The grammatically correct third-person form is "How does one", but again, sitting on the three options is just wasting your time. Just pick one and go with it. And don't worry too much about the quality filter (unless you're the sort who's prone to asking subjective questions). What's important is constructing a meaningful title with the right keywords.

Editors about to edit questions with such a title, even if it's in the grammatically incorrect "How to" form, should refrain from doing so if their intention is to edit only the title. Such a title edit would be too minor anyway.

  • 5
    I don't agree with you about grammar. It seems to me that Stack Overflow question titles, like newspaper headlines and other kinds of titles, follow a slightly different grammar to English prose, and that the question fragment "How to foo the baz in C++?" is a perfectly grammatically correct Q&A title (even though it's not a complete English question) in the same way that the sentence fragment "Man accused of hamster molestation" is a perfectly grammatically correct news headline (even though it's not a complete English sentence). – Mark Amery Aug 11 '17 at 16:09
  • 2
    There was a study done somewhat recently that found questions whose titles used proper grammar and were phrased as a question (e.g. "How do I do X?" or "Why is my Z not doing Y properly?") resulted in more and better answers, over all. I can't find it right now, but it's probably listed here: meta.stackexchange.com/questions/134495/… – TylerH Aug 11 '17 at 20:44
  • 2
    @Mark Amery: It's true that headlines do follow a different set of rules, but it is still incorrect to punctuate a "How to" headline with a question mark. Also it's a little strange to see a question with a non-interrogative "How to" title that doesn't actually contain the how-to content from the get-go, but that's just me. – BoltClock Aug 12 '17 at 5:24

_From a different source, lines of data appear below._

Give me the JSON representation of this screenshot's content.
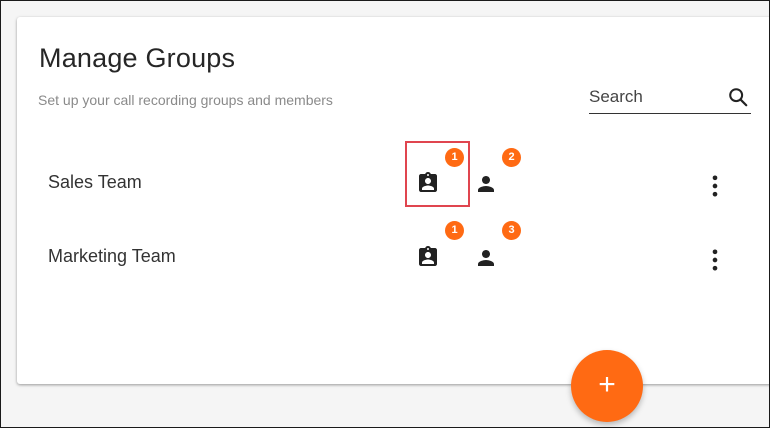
{
  "header": {
    "title": "Manage Groups",
    "subtitle": "Set up your call recording groups and members"
  },
  "search": {
    "label": "Search",
    "icon": "search-icon"
  },
  "groups": [
    {
      "name": "Sales Team",
      "recorders_count": "1",
      "members_count": "2",
      "recorder_icon": "clipboard-user-icon",
      "member_icon": "person-icon",
      "menu_icon": "more-vert-icon"
    },
    {
      "name": "Marketing Team",
      "recorders_count": "1",
      "members_count": "3",
      "recorder_icon": "clipboard-user-icon",
      "member_icon": "person-icon",
      "menu_icon": "more-vert-icon"
    }
  ],
  "fab": {
    "label": "+"
  },
  "colors": {
    "accent": "#ff6a13",
    "highlight": "#e0454f",
    "text_primary": "#262626",
    "text_secondary": "#8a8a8a"
  }
}
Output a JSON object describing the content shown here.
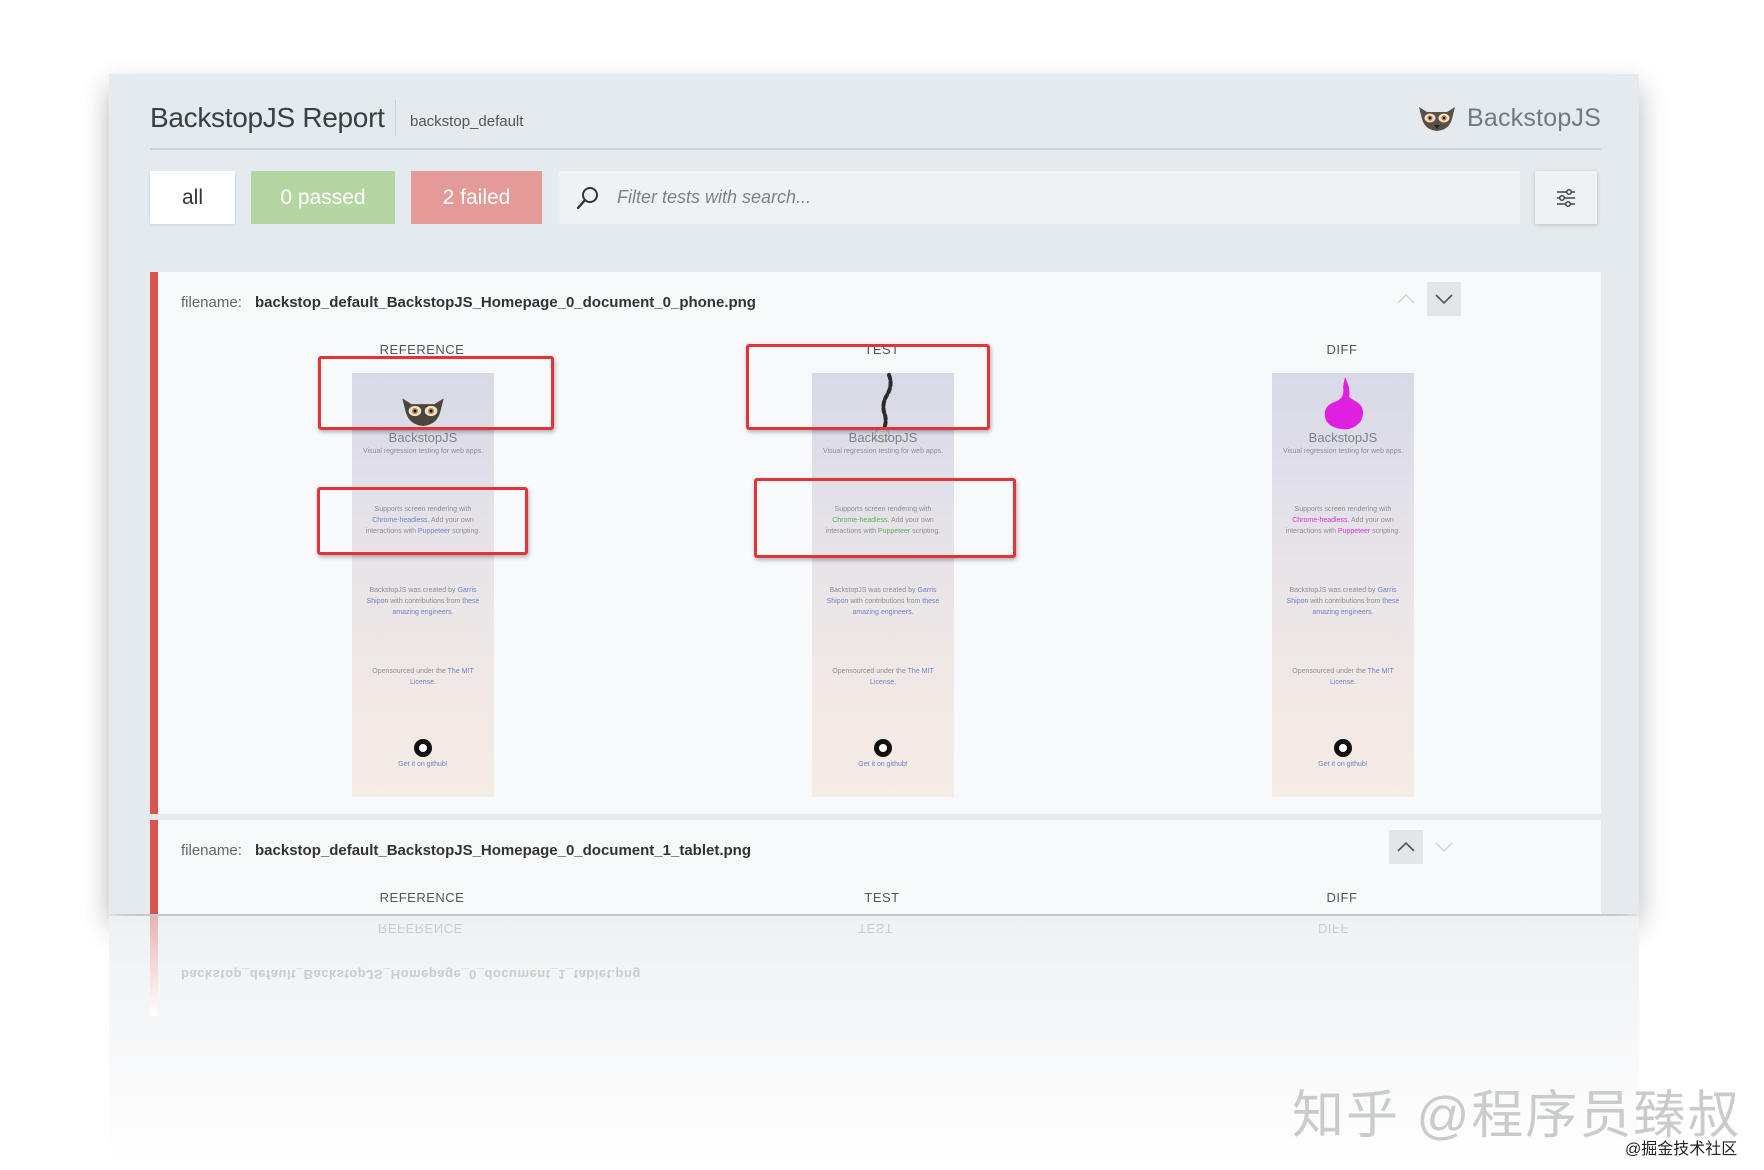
{
  "header": {
    "title": "BackstopJS Report",
    "subtitle": "backstop_default",
    "brand": "BackstopJS"
  },
  "filters": {
    "all": "all",
    "passed": "0 passed",
    "failed": "2 failed"
  },
  "search": {
    "placeholder": "Filter tests with search..."
  },
  "tests": [
    {
      "filename_label": "filename:",
      "filename": "backstop_default_BackstopJS_Homepage_0_document_0_phone.png",
      "status": "failed",
      "columns": [
        "REFERENCE",
        "TEST",
        "DIFF"
      ]
    },
    {
      "filename_label": "filename:",
      "filename": "backstop_default_BackstopJS_Homepage_0_document_1_tablet.png",
      "status": "failed",
      "columns": [
        "REFERENCE",
        "TEST",
        "DIFF"
      ]
    }
  ],
  "screenshot": {
    "title": "BackstopJS",
    "tagline": "Visual regression testing for web apps.",
    "p1_a": "Supports screen rendering with ",
    "p1_link1": "Chrome-headless",
    "p1_b": ". Add your own interactions with ",
    "p1_link2": "Puppeteer",
    "p1_c": " scripting.",
    "p2_a": "BackstopJS was created by ",
    "p2_link1": "Garris Shipon",
    "p2_b": " with contributions from ",
    "p2_link2": "these amazing engineers",
    "p2_c": ".",
    "p3_a": "Opensourced under the ",
    "p3_link": "The MIT License",
    "p3_b": ".",
    "github": "Get it on github!"
  },
  "colors": {
    "failed": "#d9534f",
    "passed": "#b5d6a2",
    "diff": "#e020e0",
    "annotation": "#e0343b"
  },
  "watermark": {
    "main": "知乎 @程序员臻叔",
    "sub": "@掘金技术社区"
  }
}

You must log in to answer this question.

Not the answer you're looking for? Browse other questions tagged .